**Record set:**
_____

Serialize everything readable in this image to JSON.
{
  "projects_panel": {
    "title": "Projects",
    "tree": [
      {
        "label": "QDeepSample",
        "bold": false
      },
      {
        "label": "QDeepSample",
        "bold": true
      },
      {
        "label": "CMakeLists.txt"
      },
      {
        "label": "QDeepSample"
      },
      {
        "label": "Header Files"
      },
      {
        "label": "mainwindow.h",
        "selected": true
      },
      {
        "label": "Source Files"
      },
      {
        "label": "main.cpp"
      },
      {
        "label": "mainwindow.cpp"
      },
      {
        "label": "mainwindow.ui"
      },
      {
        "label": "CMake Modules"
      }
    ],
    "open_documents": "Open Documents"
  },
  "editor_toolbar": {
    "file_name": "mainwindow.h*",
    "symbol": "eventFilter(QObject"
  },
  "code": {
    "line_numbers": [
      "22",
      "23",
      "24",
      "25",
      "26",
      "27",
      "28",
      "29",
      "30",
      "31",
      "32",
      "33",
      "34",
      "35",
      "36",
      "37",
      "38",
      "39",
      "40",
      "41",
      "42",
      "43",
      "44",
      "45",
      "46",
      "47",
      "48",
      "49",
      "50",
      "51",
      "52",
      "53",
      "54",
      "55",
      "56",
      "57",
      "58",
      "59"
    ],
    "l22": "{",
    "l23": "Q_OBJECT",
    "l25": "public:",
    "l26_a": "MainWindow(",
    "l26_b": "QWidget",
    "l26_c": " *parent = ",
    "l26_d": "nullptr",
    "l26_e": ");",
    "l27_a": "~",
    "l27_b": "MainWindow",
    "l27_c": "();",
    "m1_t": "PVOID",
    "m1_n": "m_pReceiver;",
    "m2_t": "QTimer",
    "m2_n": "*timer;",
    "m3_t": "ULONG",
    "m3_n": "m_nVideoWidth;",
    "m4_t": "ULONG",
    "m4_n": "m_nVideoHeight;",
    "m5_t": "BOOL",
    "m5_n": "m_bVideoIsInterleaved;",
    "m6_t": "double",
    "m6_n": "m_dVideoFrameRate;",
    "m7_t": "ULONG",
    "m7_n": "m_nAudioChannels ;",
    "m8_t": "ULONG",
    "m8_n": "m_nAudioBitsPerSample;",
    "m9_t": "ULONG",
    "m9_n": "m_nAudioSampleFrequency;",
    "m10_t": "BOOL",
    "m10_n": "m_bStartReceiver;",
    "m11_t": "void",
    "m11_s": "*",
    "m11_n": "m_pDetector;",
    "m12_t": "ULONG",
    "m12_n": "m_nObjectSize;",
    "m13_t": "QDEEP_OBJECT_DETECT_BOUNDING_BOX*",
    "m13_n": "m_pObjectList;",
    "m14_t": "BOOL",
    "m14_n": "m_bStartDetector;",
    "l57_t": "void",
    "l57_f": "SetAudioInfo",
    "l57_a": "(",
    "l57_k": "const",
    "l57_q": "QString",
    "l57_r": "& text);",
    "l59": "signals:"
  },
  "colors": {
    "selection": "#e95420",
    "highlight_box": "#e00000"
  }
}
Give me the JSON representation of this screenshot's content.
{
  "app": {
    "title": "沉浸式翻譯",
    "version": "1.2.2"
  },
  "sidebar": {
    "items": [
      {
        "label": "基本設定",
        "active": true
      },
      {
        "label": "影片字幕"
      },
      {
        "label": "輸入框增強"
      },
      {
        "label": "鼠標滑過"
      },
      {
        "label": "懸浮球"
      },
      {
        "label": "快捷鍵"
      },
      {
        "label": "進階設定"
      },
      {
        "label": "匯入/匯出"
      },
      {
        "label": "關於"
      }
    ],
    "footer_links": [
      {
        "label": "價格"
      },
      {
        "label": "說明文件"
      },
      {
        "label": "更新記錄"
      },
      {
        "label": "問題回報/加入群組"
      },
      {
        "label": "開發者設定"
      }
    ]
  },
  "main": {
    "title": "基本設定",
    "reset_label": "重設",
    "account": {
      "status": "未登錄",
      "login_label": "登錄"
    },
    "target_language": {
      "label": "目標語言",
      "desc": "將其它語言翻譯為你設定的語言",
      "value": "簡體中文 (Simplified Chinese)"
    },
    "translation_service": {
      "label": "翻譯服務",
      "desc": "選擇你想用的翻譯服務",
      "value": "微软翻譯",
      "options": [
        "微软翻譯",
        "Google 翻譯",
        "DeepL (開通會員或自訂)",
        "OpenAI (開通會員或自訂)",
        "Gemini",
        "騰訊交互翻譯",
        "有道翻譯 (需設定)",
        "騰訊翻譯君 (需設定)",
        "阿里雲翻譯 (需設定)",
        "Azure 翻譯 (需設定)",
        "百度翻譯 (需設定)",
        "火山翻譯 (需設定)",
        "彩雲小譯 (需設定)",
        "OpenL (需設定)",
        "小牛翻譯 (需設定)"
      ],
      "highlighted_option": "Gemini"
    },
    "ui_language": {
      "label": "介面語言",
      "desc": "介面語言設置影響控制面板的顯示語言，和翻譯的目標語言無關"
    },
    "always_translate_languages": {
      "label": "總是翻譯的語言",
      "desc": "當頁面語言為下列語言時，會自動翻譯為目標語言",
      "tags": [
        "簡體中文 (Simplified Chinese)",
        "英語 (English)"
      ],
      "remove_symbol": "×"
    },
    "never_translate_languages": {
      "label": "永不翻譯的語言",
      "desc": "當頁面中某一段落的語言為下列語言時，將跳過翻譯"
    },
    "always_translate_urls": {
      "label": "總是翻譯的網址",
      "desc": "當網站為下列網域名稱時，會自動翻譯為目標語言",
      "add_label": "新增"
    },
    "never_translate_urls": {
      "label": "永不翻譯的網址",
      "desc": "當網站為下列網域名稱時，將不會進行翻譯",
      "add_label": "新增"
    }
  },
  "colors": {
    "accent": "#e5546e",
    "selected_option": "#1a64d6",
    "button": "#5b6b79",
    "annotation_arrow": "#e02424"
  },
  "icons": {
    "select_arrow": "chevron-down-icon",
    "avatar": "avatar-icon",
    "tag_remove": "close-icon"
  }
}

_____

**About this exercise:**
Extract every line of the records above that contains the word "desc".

**Exercise output:**
      "desc": "將其它語言翻譯為你設定的語言",
      "desc": "選擇你想用的翻譯服務",
      "desc": "介面語言設置影響控制面板的顯示語言，和翻譯的目標語言無關"
      "desc": "當頁面語言為下列語言時，會自動翻譯為目標語言",
      "desc": "當頁面中某一段落的語言為下列語言時，將跳過翻譯"
      "desc": "當網站為下列網域名稱時，會自動翻譯為目標語言",
      "desc": "當網站為下列網域名稱時，將不會進行翻譯",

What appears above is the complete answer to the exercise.